The present series, to which a new text will be added every two weeks, takes what may seem a rather contemporary approach: works of art are presented from the point of view of the person portrayed—the Virgin Mary.
We would like to provide a gentle note of reminder: sympathetic identification with the protagonist was the original purpose of precious votive paintings, long before such works came to be exhibited in museums in the 19th century.
We were created in Nuremberg. My portraitist had returned to his home town after a stimulating study trip to Venice. Now—in addition to all of his other work—he concentrated his efforts and skill on me.
Coiffed curls and plucked eyebrows, high brow and soft chin, delicate nose and red mouth: the very picture of a woman.
But eye contact I may not grant.
My shimmering, many-layered veil of gold keeps you at a distance, for your gaze should be directed at the child that I hold in my arms.
I wish you could feel what I do: Christ’s plump, warm body wriggles almost restlessly, but I hold him tight.
And if something should happen, would you catch him?
The cloth that lies between my strong fingers and his soft curves was originally violet in colour, and thus commonly understood as an allusion to Christmastide and Easter.

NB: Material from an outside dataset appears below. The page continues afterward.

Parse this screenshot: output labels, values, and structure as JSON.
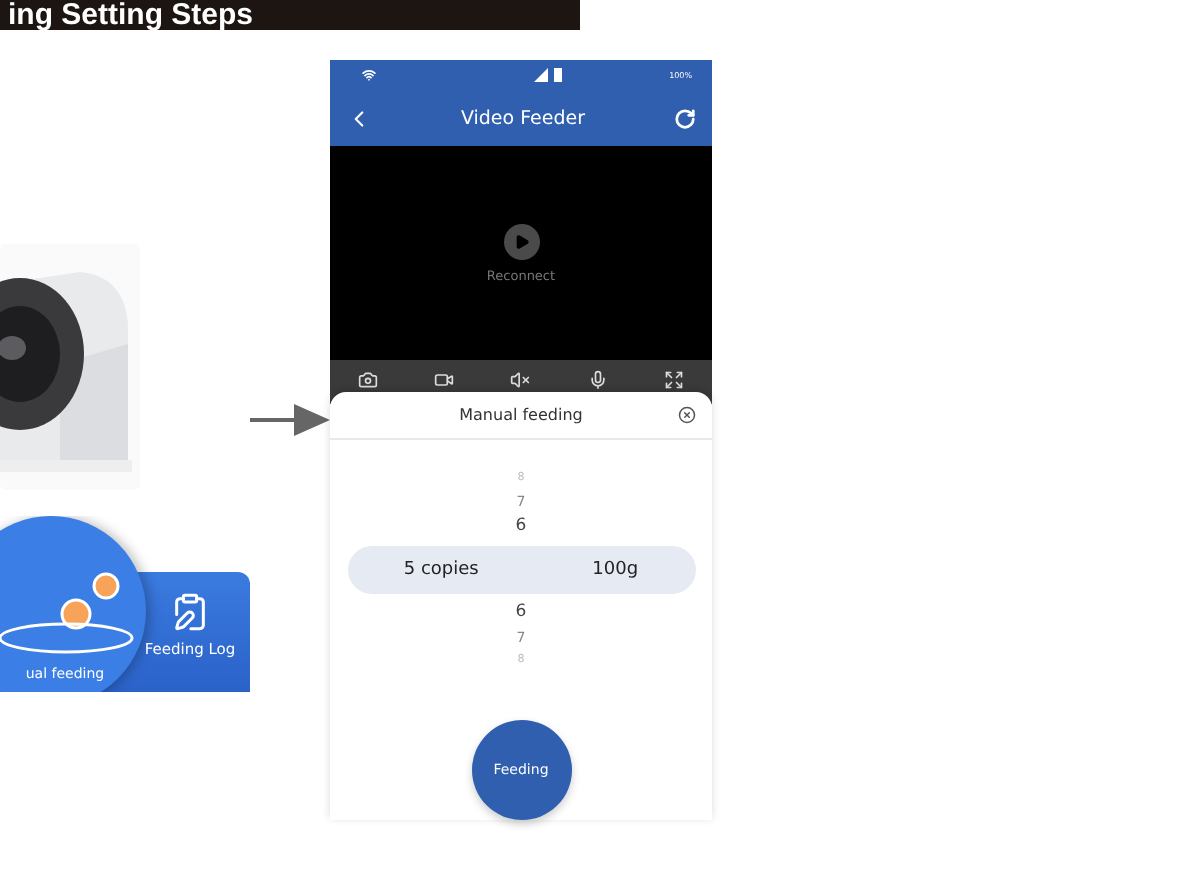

The stem end of a pear in Jesus’ left hand is a reference to his fruitful gospel, and you will have noticed how I prepared a bite-sized piece of the sweet fruit for him as part of my divine commission. Sweet too are the traces that his small milk teeth have left in the pear.